The biggest one is the promotion of running backs coach Tim Beck to offensive coordinator and quarterbacks coach. Pelini also tabbed Corey Raymond as secondary coach, Ross Els as linebackers coach and Rich Fisher as wide receivers coach. Veteran Nebraska assistant Ron Brown moves from tight ends coach to running backs coach.
UPDATE: Pelini also has confirmed the promotion of John Garrison to full-time assistant. Garrison will work with Barney Cotton and coach the offensive linemen.
Departing the program are offensive coordinator Shawn Watson and receivers coach Ted Gilmore. Nebraska announced the resignation of secondary coach Marvin Sanders two weeks ago.

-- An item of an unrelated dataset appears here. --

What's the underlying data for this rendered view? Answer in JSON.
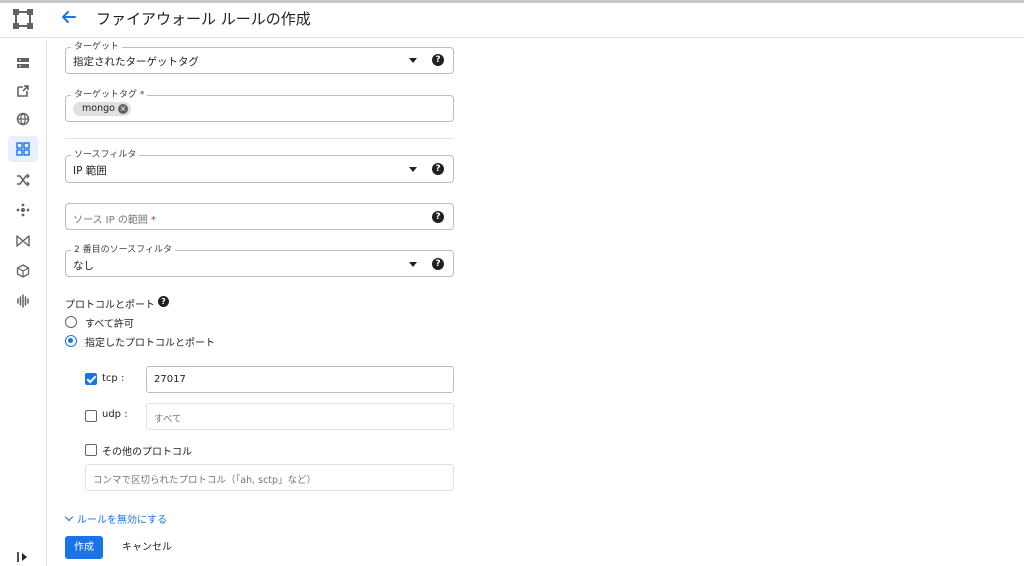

The staff makeover means Nebraska will have a new look on offense as it transitions to its new league. Although the Huskers made two changes to their defensive staff, we know what to expect from the Pelini brothers on that side of the ball.
What does this mean for Nebraska's offense? Beck hasn't been a play-caller at the college level but served as Kansas' passing game coordinator during the Jayhawks' breakthrough season in 2007. He's a terrific recruiter and did an excellent job with the Huskers' running backs. Beck also has a strong bond with Pelini that should help them going forward.
It's safe to assume he'll stick with a spread system, but what type of spread? Will we see shades of Oregon's offense in Lincoln next fall? How will the system suit Taylor Martinez and the other quarterbacks?
To clear up any confusion, the spread can work in the Big Ten. We've seen it work at places like Purdue, Northwestern, Michigan and Penn State. But Nebraska's execution must be sharp against what I believe will be a superior group of defenses than it saw in the Big 12.
I'm looking forward to talking with Beck about his vision.
It's hard to fault Nebraska for changing things up on offense. After a blistering start to 2010, the unit took a nosedive in mid-November and didn't produce nearly enough in losses to Texas A&M, Oklahoma and Washington.
So change isn't a bad thing. But Nebraska has to know who it is on offense. Spring practice will be huge for the Huskers to figure out their identity and who leads the charge this fall.